Source - Secondary - published materials where primary sources have been used. (Ex. biographical works, commentaries)

Source - Tertiary - works which list, index, or summarize primary and secondary sources. (Ex. almanacs, chronologies, guidebooks)

Special Collections - area of the library where old and valuable books, historical collections, and university materials are kept under controlled conditions.

Spine - the part of a bound book that connects the front and back covers.  It usually contains the title and author of the book, and in a library, often has the call number label at the bottom.

Stacks - the space in the library equipped with shelving for the physical storage of the library’s book, periodical and other collections.

Stopword - "a word which cannot be used as a search term on a particular database." (4) (Ex: a, an, the)

Style Manual – describes the set of standards that provide uniformity in writing, design, and layout of documents. (ex. MLA, APA, or Chicago)

Subject - the word or phrase which describes a theme of a literary work.

Subject Heading - the subject word or phrase assigned to a specific work when cataloging or indexing. (Library of Congress Subject Headings are used primarily by this library)

Subscription Database - a database for which a library or other organization pays a subscription fee to have access to the materials in the database.



Table of Contents - a listing of the chapters or other divisions of a book or other document.

TEL - Tennessee Electronic Library - provides free online access to selected electronic databases for all libraries and citizens of Tennessee. (Paid for with State and Federal funds)

Text - the printed matter in the body of a work.

Text Book - a volume used by students as the standard work in a specific class or branch of study.

Thesaurus - a group or grouping of synonyms or near synonyms of terms. (ex. Roget’s Thesaurus of English Words and Phrases)

Thesis - the predominating idea of a document, especially one to be discussed and proved or disproved.  Also, a research paper written as partial fulfillment of requirements for a degree.
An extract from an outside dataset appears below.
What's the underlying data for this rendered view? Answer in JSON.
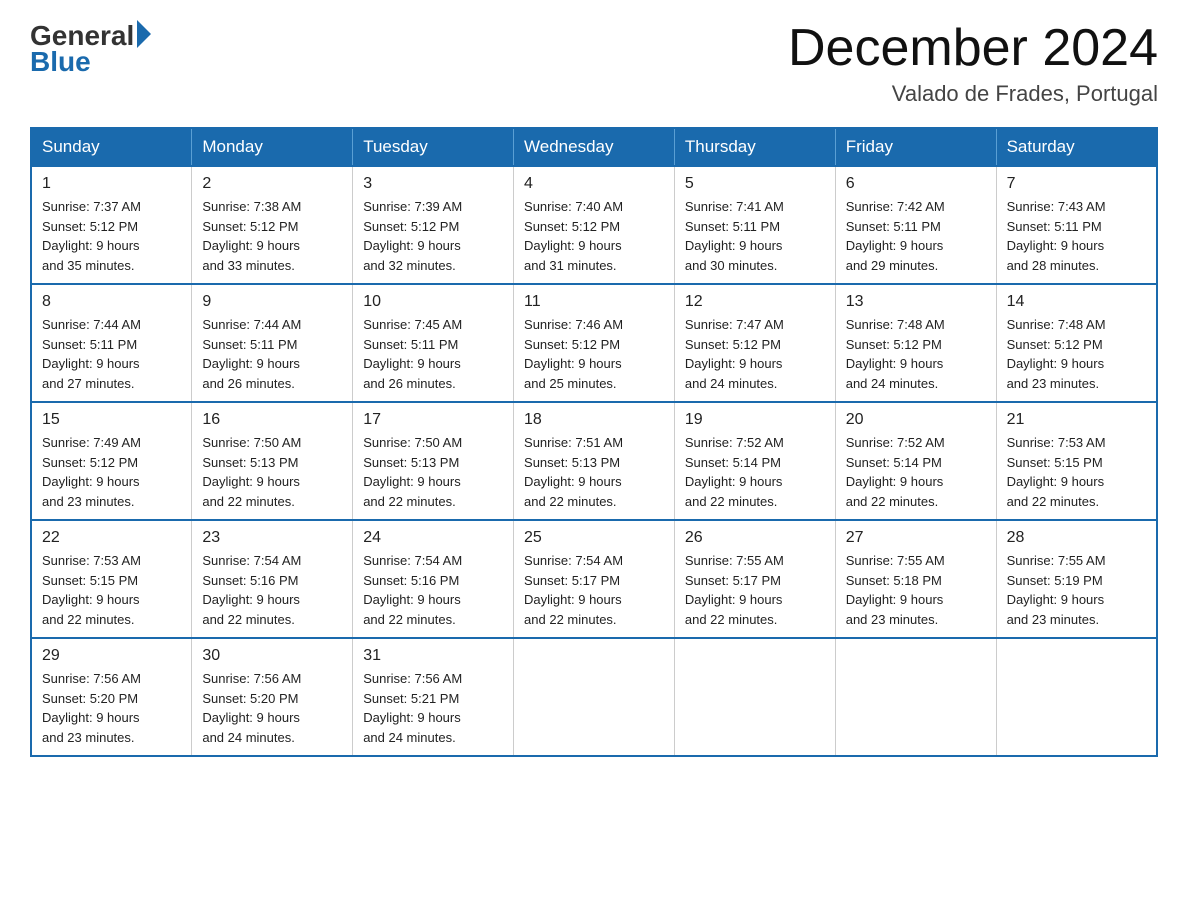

Tilde - "an accent mark in the form of a wavy line (~) as used over letters in Spanish and Portuguese", often used in web addresses. (4)

Title-Page - the page at the beginning of a book which gives the full exact title of the book. This is the title that should be used in a citation.

Trade Journal - "a periodical restricted to the interests of a trade or industry…" (4)

Trademark – a brand name, symbol, or other device used to identify a company or service.

Truncation - using the root word with a truncation symbol in an online search to find all items containing that root and different endings. (Ex. word* (in certain databases) would find word, words, wording, etc.)


Unabridged - complete, not shortened, copy of the original work.

URL - Uniform Resource Locator - address used to locate remote servers on the Internet.


Venn Diagram - diagram using circles to represent sets, with the position and overlap of the circles indicating the relationships between the sets.

Verso - the backside of the title-page which usually gives the publication information needed for a citation.

Virtualization - the creation of a virtual (rather than actual fact) version of something, such as a server, a storage device, an operating system, or network resources

Volume - a book distinguished from others by having its own title-page and pagination and bound within a cover. All the issues of a periodical during a certain time period are often bound together to create a volume.

Voyager - this library's online catalog.


Web - World Wide Web - WWW - an interface, using hypertext, to the Internet. This interface allows you to jump from place to place on the Internet.

Wildcard - a symbol, such as a "?" used to represent any possible spelling within a word when doing a search in a database. (Ex. wom?n will find woman and women)


1.  Shaw, Harry. Dictionary of Literary Terms. New York: McGraw-Hill, 1972.

2. Thompson, Elizabeth H. A.L.A Glossary of Library Terms with a Selection of Terms in Related Fields. Chicago, IL: American Library Association, 1943.

3. Longley, Dennis and Michael Shain. Dictionary of Information Technology. New York: John Wiley & Sons, 1982.

4. Prytherch, Ray, ed. Harrod’s Librarians’ Glossary. Brookfield, VT: Gower, 1984.